Teresa, that's one of my biggest problems. To me a huge part of it is trusting the other person's motivations. If you know that they're trying to play the best scene possible -- as opposed to celebrating themselves -- it's easier to embrace what they're doing fully, as Asaf suggests. That's why playing with a group for a long time is more fulfilling to me than just jumping onstage with whoever, because in the latter case, even though I need to accept what they're bringing, I may not know them well enough to fully trust them. Seeing people play in a way that seems selfish to me inevitably brings out my most selfish instincts, but I'm working toward being the kind of improviser I want to be all the time, regardless of who I'm playing with. To me what marks truly great improvisers is their ability to make their partners look brilliant by committing completely to whatever gets thrown at them. The two examples who come immediately to mind are TJ Jagodowski and Jill Bernard.

"The only mistake you can make in improv is casting."
-- Dave Razowsky

PostPosted: June 7th, 2012, 12:02 pm
by TeresaYork
Thanks Ratliff! I want to be a better imp, but more than that, a better person. As cliche as I think of it, all you need is love. :)

PostPosted: June 7th, 2012, 12:12 pm
by ratliff
TeresaYork wrote:Thanks Ratliff! I want to be a better imp, but more than that, a better person. As cliche as I think of it, all you need is love. :)


WHY ARE YOU LEAVING US?

Sorry, I told myself I wasn't going to do that.

PostPosted: June 7th, 2012, 12:58 pm
by Brad Hawkins
ratliff wrote:Teresa, that's one of my biggest problems. To me a huge part of it is trusting the other person's motivations. If you know that they're trying to play the best scene possible -- as opposed to celebrating themselves -- it's easier to embrace what they're doing fully, as Asaf suggests.


Very well put, and puts a lot into perspective.
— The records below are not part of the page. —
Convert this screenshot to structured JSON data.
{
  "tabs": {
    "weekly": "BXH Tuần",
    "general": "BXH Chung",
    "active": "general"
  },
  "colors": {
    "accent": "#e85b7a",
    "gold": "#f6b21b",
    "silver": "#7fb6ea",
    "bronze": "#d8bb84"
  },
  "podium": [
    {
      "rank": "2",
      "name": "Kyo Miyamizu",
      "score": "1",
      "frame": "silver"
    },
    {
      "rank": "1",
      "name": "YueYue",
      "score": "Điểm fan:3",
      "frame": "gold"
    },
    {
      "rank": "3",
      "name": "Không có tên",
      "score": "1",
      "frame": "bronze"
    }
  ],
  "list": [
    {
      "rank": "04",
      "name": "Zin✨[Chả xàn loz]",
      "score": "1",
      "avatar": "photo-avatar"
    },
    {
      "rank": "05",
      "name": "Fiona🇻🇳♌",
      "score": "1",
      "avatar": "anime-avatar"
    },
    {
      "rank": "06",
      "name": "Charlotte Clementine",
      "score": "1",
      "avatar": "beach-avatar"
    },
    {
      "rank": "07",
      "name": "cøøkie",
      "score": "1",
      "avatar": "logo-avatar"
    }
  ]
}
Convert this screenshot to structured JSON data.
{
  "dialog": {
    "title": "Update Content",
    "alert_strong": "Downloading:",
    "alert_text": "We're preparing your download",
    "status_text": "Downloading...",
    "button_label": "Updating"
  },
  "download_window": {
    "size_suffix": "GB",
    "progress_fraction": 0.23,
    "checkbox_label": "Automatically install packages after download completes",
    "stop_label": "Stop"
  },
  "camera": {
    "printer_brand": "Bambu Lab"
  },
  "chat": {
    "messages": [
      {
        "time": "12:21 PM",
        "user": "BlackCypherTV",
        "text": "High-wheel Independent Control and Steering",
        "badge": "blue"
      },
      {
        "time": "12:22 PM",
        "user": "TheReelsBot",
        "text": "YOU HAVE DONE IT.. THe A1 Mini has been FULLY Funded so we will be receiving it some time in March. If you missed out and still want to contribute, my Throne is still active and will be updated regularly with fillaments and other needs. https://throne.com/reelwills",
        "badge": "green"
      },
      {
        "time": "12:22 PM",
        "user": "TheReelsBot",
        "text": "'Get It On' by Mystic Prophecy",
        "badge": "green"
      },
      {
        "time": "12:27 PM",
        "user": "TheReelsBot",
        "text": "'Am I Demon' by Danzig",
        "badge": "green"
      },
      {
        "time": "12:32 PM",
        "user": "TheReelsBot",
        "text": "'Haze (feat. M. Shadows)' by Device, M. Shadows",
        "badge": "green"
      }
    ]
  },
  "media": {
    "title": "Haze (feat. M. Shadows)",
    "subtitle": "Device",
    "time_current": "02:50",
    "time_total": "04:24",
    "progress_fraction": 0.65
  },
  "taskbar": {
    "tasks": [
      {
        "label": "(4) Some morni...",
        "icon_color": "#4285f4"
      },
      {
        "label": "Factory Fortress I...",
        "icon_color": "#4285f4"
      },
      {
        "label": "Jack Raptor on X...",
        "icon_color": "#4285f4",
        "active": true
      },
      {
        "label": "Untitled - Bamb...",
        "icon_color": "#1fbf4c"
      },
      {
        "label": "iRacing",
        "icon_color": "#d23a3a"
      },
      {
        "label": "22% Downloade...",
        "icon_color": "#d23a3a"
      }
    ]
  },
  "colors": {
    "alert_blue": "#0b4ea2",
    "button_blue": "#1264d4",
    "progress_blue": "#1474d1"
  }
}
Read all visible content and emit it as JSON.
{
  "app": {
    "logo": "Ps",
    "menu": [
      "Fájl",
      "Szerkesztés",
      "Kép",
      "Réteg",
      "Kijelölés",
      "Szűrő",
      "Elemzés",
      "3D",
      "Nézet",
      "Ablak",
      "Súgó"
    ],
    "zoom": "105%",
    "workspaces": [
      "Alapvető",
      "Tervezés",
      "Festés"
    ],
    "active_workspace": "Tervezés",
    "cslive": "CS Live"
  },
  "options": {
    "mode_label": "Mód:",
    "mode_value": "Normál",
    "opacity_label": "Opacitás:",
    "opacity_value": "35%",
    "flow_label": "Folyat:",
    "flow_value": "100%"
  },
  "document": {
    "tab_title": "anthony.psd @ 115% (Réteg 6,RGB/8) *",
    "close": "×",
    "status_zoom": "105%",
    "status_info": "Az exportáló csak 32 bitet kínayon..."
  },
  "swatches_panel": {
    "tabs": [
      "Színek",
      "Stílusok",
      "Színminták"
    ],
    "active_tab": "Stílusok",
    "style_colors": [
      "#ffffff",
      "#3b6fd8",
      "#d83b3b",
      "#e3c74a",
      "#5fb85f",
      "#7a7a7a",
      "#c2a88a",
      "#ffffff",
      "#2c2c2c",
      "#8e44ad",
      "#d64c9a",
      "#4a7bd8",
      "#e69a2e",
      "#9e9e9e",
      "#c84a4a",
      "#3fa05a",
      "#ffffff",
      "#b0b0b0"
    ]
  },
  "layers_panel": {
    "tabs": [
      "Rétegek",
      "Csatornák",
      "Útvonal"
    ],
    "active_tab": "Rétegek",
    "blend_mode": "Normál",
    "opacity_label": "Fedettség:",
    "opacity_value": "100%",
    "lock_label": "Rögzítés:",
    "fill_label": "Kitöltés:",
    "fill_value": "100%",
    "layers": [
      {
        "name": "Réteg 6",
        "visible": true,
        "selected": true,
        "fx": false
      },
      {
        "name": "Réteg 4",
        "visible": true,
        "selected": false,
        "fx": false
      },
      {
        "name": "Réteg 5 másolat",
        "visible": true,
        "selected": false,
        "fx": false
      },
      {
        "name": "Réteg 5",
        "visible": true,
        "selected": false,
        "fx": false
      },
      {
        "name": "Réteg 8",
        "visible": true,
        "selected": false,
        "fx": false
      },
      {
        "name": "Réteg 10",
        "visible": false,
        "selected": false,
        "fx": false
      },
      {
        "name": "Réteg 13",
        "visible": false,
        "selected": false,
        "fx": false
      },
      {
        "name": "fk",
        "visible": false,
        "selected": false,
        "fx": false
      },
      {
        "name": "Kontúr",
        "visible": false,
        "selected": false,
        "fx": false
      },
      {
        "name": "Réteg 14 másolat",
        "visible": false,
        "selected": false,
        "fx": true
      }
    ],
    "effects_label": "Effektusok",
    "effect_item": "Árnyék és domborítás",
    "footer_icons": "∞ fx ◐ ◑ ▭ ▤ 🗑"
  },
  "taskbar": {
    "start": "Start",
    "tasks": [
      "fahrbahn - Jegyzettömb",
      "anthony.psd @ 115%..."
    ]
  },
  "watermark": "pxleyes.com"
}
Perhaps being trustworthy (in the sense of which you speak) should be my goal now.